“During and after a workout, our muscles tighten up in part to protect our joints and in part because of the depletion of water since dehydration tightens muscles,” Ziegelbaum says.
It’s not just the type of physical activity you do that determines how tight or loose your hamstrings will be; it’s also what you do throughout the day.
“Tight hamstrings are a result of this adaptive shortening. If someone sits at a desk for prolonged periods, knees bent, hamstrings contracted, the muscle effectively changes to the required length, which is shorter than that of a person who is standing or stretching regularly,” Ziegelbaum explains.
Tight Hamstrings Often Lead to Lower Back Pain
Well, the obvious scaremongering answer is that it increases your risk of an incredibly painful partial or full tear of the hamstrings.
But the bigger problem, Ziegelbaum says, isn’t actually in your hamstrings, but in those surrounding muscles.
“Things in the human body are intricately related to one another. Movement at one segment often depends on something happening in another segment. If your hamstrings are tight, that’s going to affect the biomechanics of the two connecting joints, the knee and the hip (knee pain and tight hips). Tight hamstrings are often associated with a whole host of injuries, including various low back pain syndromes, knee injuries, and even plantar fasciitis,” Hamilton says.
In fact, a study published in the journal Foot & Ankle Specialist, researchers found that having tight hamstrings makes you nearly nine times as likely to suffer from plantar fasciitis.
Plus, tight hammies can actually hurt your athletic performance.
“Muscles that are ‘tight’ are often weak as well,” Hamilton says.
“If a muscle is weak, you’ll have to recruit more motor units to accomplish a task, which may increase fatigue… and a fatigued muscle cannot produce force as well as one that is not,” she adds.
How to Tend to Your Tight Hamstrings
You can increase your flexibility by standing up and stretching more often.
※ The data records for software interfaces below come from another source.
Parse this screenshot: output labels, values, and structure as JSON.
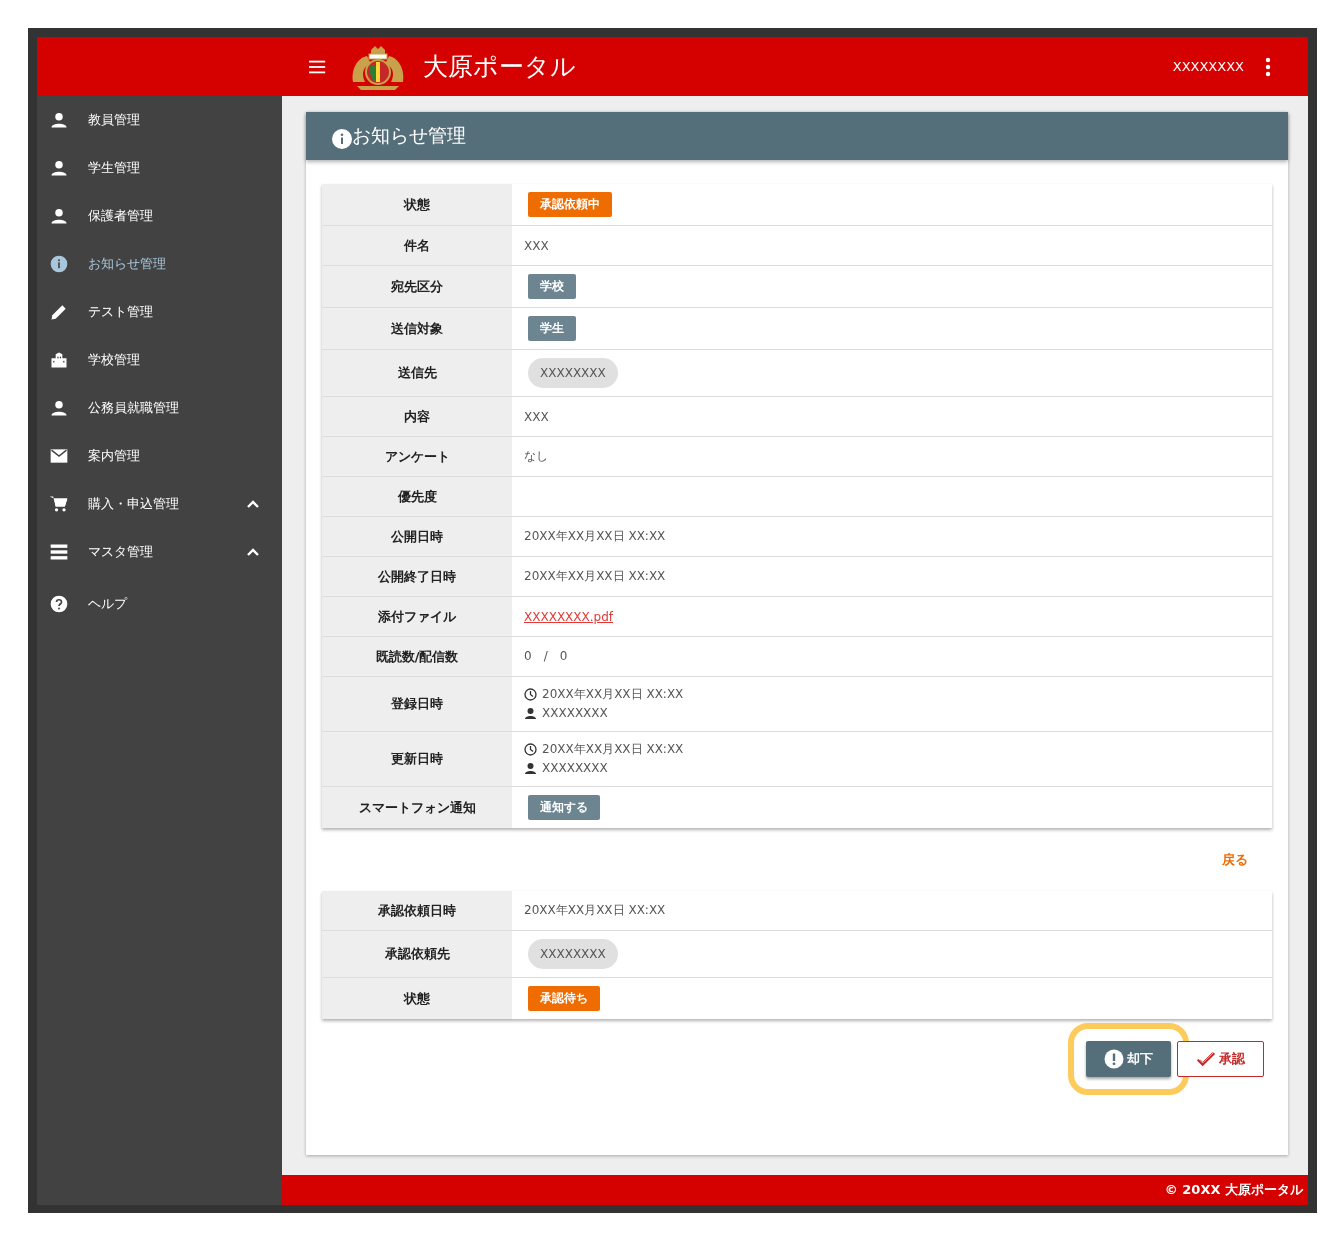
{
  "header": {
    "title": "大原ポータル",
    "user": "XXXXXXXX"
  },
  "sidebar": {
    "items": [
      {
        "label": "教員管理",
        "selected": false
      },
      {
        "label": "学生管理",
        "selected": false
      },
      {
        "label": "保護者管理",
        "selected": false
      },
      {
        "label": "お知らせ管理",
        "selected": true
      },
      {
        "label": "テスト管理",
        "selected": false
      },
      {
        "label": "学校管理",
        "selected": false
      },
      {
        "label": "公務員就職管理",
        "selected": false
      },
      {
        "label": "案内管理",
        "selected": false
      },
      {
        "label": "購入・申込管理",
        "selected": false,
        "expanded": true
      },
      {
        "label": "マスタ管理",
        "selected": false,
        "expanded": true
      },
      {
        "label": "ヘルプ",
        "selected": false
      }
    ]
  },
  "page": {
    "title": "お知らせ管理"
  },
  "details": {
    "rows": [
      {
        "label": "状態",
        "kind": "badge",
        "value": "承認依頼中",
        "color": "#ef6c00"
      },
      {
        "label": "件名",
        "kind": "text",
        "value": "XXX"
      },
      {
        "label": "宛先区分",
        "kind": "badge",
        "value": "学校",
        "color": "#6d8591"
      },
      {
        "label": "送信対象",
        "kind": "badge",
        "value": "学生",
        "color": "#6d8591"
      },
      {
        "label": "送信先",
        "kind": "chip",
        "value": "XXXXXXXX"
      },
      {
        "label": "内容",
        "kind": "text",
        "value": "XXX"
      },
      {
        "label": "アンケート",
        "kind": "text",
        "value": "なし"
      },
      {
        "label": "優先度",
        "kind": "empty"
      },
      {
        "label": "公開日時",
        "kind": "text",
        "value": "20XX年XX月XX日 XX:XX"
      },
      {
        "label": "公開終了日時",
        "kind": "text",
        "value": "20XX年XX月XX日 XX:XX"
      },
      {
        "label": "添付ファイル",
        "kind": "link",
        "value": "XXXXXXXX.pdf"
      },
      {
        "label": "既読数/配信数",
        "kind": "text",
        "value": "0　/　0"
      },
      {
        "label": "登録日時",
        "kind": "meta",
        "time": "20XX年XX月XX日 XX:XX",
        "user": "XXXXXXXX"
      },
      {
        "label": "更新日時",
        "kind": "meta",
        "time": "20XX年XX月XX日 XX:XX",
        "user": "XXXXXXXX"
      },
      {
        "label": "スマートフォン通知",
        "kind": "badge",
        "value": "通知する",
        "color": "#6d8591"
      }
    ]
  },
  "back_link": "戻る",
  "approval": {
    "rows": [
      {
        "label": "承認依頼日時",
        "kind": "text",
        "value": "20XX年XX月XX日 XX:XX"
      },
      {
        "label": "承認依頼先",
        "kind": "chip",
        "value": "XXXXXXXX"
      },
      {
        "label": "状態",
        "kind": "badge",
        "value": "承認待ち",
        "color": "#ef6c00"
      }
    ]
  },
  "buttons": [
    {
      "kind": "reject",
      "label": "却下",
      "highlighted": true
    },
    {
      "kind": "approve",
      "label": "承認",
      "highlighted": false
    }
  ],
  "footer": "© 20XX 大原ポータル"
}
Even better, upgrade to a standing desk if possible — but make sure it’s set up ergonomically or you risk adding posture problems and neck pain to your ailments, Ziegelbaum warns.
Exploring more formal and lengthy mobility work like yoga or Pilates classes is always a good idea.
At the very least, though, you need to be stretching pre- and post-workout, say these experts.
A dynamic (moving) stretch routine before you start sweating can help maintain muscle elasticity during the workout, and a longer stretch afterward can help counteract the activity-induced tightening, Ziegelbaum explains.
“I often encourage my athletes to do a variety of drills in their warm-ups, similar to what you might see the Olympic track and field athletes doing prior to competitions: skips, hops, high-knees — anything that mimics the motion you’re about to do — but at a lower intensity,” Hamilton says.
The most effective stretches otherwise?
Studies from the National Institutes of Health found that active stretches (long-held postures through full range of motion) can help increase hamstring length in just 6-8 weeks.
There are dozens of safe, do-anywhere hamstring-lengthening stretches to perform after every workout or before bedtime.
Try a few after your next big workout!